Companies like MeinFernbus and FlixBus are growing fast, adding buses and staff, and expanding routes across the country. Recent strikes by employees of Deutsche Bahn and Lufthansa have further bolstered ticket sales and increased the demand for cheap, reliable, intercity transportation—suggesting even greater performance for Fernbus companies in 2015—and potentially higher prices for consumers. Can these ultra-low prices be maintained? That seems to be the big question as we enter the new year.

When I asked Gregor Hintz, Head of Communications for MeinFernbus, what it’s like to compete with other Fernbus companies, he replied: “In general, all long-distance coach operators (Fernbus companies) are pulling together. Collectively, we have achieved a lot and built up a new market in only a short time. It is important for us that we all work together fairly, which is the case most of the time. In the long term, the best, most customer-oriented providers will succeed.”

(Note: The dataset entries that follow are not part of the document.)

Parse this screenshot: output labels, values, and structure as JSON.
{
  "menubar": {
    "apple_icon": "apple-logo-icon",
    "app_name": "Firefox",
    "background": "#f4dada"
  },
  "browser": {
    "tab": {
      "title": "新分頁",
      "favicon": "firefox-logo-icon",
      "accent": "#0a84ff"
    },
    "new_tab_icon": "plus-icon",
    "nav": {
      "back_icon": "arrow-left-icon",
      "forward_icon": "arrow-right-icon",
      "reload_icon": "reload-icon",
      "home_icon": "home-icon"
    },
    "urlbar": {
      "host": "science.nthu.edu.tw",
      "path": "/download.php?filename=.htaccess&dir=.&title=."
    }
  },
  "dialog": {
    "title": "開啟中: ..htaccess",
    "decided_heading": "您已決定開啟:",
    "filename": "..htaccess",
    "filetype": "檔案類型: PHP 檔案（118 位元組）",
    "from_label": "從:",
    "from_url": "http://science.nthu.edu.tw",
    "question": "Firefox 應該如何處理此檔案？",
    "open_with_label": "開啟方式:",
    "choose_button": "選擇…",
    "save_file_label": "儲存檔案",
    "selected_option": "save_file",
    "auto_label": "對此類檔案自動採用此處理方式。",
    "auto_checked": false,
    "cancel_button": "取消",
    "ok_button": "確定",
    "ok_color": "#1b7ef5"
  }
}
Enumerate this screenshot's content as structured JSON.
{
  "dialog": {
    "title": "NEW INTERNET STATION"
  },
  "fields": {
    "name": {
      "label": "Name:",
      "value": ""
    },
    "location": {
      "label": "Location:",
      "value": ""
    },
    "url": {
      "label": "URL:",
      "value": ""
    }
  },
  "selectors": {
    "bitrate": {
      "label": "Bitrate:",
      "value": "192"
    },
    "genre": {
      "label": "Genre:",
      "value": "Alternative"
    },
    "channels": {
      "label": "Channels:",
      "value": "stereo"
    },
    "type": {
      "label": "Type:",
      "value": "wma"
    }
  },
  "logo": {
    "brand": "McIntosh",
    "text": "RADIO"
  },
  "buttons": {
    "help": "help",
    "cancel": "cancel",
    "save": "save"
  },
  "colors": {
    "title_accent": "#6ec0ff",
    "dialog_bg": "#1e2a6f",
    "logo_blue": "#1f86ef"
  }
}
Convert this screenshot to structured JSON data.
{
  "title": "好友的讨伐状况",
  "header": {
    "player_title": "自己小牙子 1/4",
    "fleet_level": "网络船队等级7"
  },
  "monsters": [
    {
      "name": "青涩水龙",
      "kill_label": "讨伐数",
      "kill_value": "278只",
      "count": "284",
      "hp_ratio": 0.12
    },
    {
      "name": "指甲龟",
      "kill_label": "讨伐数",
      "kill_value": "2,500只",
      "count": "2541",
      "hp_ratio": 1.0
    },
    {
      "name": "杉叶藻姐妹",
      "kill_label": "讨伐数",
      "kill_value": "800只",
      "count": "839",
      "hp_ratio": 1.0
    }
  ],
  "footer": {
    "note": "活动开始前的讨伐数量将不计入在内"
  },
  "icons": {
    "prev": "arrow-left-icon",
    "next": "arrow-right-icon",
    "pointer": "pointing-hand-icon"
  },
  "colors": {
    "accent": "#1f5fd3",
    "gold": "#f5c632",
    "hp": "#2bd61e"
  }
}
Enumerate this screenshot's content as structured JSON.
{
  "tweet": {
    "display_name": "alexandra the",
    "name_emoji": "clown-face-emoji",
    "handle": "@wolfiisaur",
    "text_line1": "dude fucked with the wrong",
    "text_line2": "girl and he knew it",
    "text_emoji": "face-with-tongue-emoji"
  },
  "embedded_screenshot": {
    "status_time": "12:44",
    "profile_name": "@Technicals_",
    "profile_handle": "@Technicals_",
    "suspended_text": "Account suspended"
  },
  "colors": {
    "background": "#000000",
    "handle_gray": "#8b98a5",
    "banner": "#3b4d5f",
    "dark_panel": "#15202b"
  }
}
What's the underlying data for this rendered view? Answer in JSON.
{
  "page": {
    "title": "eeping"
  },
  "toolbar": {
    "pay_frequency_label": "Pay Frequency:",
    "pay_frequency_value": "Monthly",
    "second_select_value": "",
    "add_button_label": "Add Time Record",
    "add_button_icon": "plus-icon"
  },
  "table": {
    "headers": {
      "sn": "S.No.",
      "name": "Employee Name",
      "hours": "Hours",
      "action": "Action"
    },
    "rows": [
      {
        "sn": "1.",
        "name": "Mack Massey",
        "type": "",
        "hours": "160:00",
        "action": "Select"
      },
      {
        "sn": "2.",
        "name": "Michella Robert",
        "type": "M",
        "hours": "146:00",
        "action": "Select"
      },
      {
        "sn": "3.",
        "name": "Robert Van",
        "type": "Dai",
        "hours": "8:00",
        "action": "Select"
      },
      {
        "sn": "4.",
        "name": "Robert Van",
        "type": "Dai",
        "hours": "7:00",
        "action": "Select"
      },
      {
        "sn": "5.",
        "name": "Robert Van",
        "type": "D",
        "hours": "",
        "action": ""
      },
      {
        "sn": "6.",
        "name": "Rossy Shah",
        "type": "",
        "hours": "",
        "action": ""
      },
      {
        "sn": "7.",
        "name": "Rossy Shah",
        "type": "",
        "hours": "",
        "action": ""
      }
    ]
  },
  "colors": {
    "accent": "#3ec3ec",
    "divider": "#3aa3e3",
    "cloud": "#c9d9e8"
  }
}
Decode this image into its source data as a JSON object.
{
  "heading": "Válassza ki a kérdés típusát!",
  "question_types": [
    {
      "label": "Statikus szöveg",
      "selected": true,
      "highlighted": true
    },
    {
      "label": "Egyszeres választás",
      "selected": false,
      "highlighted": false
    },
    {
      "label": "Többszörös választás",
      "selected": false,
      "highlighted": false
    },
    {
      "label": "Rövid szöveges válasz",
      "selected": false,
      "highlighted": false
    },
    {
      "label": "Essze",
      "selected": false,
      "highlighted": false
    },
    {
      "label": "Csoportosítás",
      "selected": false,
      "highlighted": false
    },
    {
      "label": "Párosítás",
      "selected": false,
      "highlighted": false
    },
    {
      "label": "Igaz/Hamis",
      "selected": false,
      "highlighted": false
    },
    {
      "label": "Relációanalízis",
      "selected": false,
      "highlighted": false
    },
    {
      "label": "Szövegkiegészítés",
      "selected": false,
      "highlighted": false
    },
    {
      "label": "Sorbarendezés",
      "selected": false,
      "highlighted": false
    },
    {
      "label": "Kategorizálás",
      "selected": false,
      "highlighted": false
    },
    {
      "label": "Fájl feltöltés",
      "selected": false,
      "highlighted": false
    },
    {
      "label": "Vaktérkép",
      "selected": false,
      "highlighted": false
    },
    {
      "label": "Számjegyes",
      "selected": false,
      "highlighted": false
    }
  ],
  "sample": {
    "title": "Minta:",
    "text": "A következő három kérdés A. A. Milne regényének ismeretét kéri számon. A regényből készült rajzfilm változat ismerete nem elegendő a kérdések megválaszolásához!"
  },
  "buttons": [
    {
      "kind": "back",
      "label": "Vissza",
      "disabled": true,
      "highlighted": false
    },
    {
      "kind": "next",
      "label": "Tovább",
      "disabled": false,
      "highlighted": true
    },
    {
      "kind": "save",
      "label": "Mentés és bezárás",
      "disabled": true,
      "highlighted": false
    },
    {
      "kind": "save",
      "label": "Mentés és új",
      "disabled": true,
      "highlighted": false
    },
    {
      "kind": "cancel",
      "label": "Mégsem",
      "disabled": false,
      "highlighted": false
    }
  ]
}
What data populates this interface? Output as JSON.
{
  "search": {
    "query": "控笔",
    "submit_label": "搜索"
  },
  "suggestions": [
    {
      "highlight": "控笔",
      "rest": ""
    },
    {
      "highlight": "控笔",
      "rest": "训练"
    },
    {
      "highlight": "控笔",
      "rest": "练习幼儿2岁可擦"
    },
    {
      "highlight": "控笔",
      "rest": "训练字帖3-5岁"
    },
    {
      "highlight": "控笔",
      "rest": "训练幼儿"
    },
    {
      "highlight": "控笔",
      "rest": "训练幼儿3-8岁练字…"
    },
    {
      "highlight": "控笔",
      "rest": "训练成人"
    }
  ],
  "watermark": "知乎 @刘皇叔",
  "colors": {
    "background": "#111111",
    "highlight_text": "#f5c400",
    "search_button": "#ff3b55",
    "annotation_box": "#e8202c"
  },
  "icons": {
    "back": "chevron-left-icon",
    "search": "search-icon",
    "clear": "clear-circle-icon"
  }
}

He went on to describe the perks MeinFernbus offers travelers: attractive prices, an easy booking process, bicycle transportation, and Wi-Fi access. MeinFernbus is planning to expand its network, increase manpower, and establish more central stations in the spring.

I also spoke with Bettina Engert, Head of Communications for FlixBus, and asked her what it was like to compete with Deutsche Bahn at the beginning of 2013. She said: “It was less a competition with DB than the establishment of a new means of transport, at least in Germany. We considered ourselves more a reliable and green alternative to the carpooling concept.”

In terms of competing with other Fernbus companies, she said it is an ongoing battle, and guesses that only two or three competitors will survive. FlixBus was rated as Germany’s test winner in the Stiftung Warentest 2014, and like MeinFernbus, is also planning to expand its network in the coming year.

But what is it like—from a customer’s perspective—to actually ride a Fernbus? I asked David R., an American expat living in Berlin, about his experiences.

“I’ve ridden Fernbusse a few times," he told me. "I liked how cheap it was. Going to Munich from Berlin is as cheap as taking a taxi from one side of Berlin to the Berlin airport. I also liked how there is Wi-Fi, even though it was a bit dodgy. On some of the shorter stretches (i.e. Berlin to Wernigerode and back), the bus was almost empty, so you would get two seats to yourself.”

When I asked David what he specifically did not like about the Fernbus experience, he said: “Even though it is comfortable for a bus, it is still uncomfortable compared to a train. Traffic can be a problem too.”

Karla M., a German woman living in Hannover, traveled from Berlin to Krakow, Poland, on one of Deutsche Bahn’s own long-distance buses. When I asked her about the pros and cons, she replied: "The tickets were incredibly cheap. We had a big group with us, and it was very affordable. The Wi-Fi was nice, though it came and went sometimes. There wasn't enough legroom for me, personally, because we were sitting for so long. I prefer trains when I have to travel for so many hours in a row. But, still, you can’t beat the price."

Private companies have been operating intercity bus lines in the United States since the 1930s, and the industry has seen its share of highs and lows, complete with strikes, consolidations, and bankruptcies. Since 2006, the trend seemed to be for companies to shorten their routes, focusing on trips between 200 and 300 miles, but rising gas prices and the demand for cheaper, more environment-friendly travel alternatives have brought long-distance buses back into the market. Travelers in America now enjoy longer routes—some over 3000 miles long, bringing them from one coast to the other—free Wi-Fi, power outlets, and extra legroom.

No one can predict the future of long-distance bus travel in Germany, but for now, travelers in record numbers are enjoying the low fare prices created by competition within the recently privatized industry.

by Zach Netzer